• THE INPUT:
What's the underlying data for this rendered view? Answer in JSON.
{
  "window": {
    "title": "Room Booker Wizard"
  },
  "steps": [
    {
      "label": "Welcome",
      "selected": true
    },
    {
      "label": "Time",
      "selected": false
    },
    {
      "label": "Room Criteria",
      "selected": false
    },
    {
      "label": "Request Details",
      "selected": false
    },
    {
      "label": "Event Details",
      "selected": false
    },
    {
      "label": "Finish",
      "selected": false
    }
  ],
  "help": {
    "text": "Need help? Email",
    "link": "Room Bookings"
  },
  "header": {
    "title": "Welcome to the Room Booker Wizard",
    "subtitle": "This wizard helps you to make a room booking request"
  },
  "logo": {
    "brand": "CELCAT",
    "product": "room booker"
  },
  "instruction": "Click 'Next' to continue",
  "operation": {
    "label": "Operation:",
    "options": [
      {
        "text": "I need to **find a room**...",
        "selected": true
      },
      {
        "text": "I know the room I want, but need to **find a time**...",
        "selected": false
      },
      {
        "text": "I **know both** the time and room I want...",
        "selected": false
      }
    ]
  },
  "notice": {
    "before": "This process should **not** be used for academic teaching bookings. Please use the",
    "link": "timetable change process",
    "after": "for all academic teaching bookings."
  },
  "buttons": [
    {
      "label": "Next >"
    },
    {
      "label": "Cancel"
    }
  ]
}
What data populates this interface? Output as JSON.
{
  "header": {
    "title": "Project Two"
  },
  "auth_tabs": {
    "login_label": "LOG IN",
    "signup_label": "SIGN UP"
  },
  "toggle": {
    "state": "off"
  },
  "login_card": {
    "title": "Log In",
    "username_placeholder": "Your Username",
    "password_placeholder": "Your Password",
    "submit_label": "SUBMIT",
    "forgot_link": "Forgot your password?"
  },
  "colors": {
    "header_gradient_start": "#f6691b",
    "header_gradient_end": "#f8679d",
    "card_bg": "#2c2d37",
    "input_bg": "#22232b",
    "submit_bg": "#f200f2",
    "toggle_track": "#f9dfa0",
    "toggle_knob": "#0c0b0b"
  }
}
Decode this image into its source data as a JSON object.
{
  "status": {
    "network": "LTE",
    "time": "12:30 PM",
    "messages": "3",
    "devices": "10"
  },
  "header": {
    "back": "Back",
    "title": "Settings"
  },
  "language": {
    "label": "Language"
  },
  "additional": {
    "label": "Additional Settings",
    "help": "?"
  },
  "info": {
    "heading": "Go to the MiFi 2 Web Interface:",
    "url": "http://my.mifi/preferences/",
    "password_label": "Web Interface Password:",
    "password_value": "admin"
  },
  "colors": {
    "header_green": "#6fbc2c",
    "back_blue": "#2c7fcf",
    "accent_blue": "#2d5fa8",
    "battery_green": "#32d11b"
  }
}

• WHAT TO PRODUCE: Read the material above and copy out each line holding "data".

• RESULT OF THIS TASK:
What's the underlying data for this rendered view? Answer in JSON.
What data populates this interface? Output as JSON.
Decode this image into its source data as a JSON object.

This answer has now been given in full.